What happened? The Giants were reviewing Correa's medical history and were hesitant to offer such a huge deal to a player who previously had a surgically repaired right leg, specifically an ankle injury when he was 19. As it turns out, the Mets also were reluctant to sign Correa.
After testing the free agent market and having two teams back off, Correa returned to the Minnesota Twins on a six-year, $200 million deal. The contract also includes a vesting option for four years and $70 million. While that could be a nice bonus, it's also possibkle Correa lost out on $150 million because of those concerns over his medical history.
It's not all bad news, though. Despite the massive decline in total salary, Correa will ultimately have a higher average annual salary in Minnesota. He'll also get to be more present in his kids' lives.

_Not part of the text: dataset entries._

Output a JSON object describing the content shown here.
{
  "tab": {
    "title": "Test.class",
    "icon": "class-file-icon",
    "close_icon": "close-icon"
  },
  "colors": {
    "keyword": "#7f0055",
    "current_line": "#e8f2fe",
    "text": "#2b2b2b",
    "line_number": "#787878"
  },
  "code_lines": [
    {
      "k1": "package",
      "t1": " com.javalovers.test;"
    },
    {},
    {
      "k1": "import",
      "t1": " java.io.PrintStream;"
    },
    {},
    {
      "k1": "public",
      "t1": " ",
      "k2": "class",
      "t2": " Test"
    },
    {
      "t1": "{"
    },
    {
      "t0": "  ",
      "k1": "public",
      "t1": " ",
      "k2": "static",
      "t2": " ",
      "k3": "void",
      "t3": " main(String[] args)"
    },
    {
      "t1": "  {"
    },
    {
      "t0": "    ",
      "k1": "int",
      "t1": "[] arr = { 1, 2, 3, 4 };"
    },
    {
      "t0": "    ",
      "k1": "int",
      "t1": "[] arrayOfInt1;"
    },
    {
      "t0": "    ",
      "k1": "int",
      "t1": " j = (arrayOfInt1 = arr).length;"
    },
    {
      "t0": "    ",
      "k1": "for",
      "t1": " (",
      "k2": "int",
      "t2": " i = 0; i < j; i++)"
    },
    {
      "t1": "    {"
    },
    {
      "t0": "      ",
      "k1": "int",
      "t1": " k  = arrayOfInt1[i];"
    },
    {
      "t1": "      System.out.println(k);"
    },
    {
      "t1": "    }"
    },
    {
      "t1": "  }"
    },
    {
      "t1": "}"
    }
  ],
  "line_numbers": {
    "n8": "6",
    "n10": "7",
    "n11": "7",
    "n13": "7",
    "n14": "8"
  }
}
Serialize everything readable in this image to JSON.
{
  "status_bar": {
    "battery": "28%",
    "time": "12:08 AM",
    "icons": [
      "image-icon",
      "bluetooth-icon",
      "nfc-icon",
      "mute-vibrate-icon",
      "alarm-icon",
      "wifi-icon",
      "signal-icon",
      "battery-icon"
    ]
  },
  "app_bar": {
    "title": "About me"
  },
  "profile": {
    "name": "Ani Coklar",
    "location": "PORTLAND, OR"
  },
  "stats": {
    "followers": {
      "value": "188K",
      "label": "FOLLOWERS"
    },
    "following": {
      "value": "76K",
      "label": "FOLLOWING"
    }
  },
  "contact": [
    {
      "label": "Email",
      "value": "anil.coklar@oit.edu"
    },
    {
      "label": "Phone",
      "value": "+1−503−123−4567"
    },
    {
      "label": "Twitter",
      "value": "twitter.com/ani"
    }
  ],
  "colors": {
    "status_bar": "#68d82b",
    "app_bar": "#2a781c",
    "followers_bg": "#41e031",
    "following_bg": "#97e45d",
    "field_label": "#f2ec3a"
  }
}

Both of Correa's children are under two years old now; if he played in San Francisco for 13 years, he'd miss a lot of key moments.

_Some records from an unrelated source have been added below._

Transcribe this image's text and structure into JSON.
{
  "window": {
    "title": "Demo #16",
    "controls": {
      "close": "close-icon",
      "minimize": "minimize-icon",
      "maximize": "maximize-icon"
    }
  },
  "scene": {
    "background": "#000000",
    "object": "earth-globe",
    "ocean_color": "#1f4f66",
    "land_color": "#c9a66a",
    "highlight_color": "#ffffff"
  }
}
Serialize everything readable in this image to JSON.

And the shortstop — or perhaps more specifically, his wife, Daniella — understands they're still set for life in the grand scheme of things.
"This might be better for our family in the long run," Correa told The Wall Street Journal. "I can be a father and raise my kids. My wife told me she thinks this works better for our family and asked me, 'What can we do with $350 million that we cannot do with $200 million?'"
There's another silver lining for Correa. When this contract ends, he'll be 34 years old, as opposed to the 40 or 41 he would have been with one of the longer contracts. He could potentially sign another deal in 2029. Who knows what the market will look like then? Correa may have another chance at another big contract.
For now, Correa will get to be closer to his family while still making hundreds of millions of dollars to play a game he loves. That's a solid deal no matter how you slice it.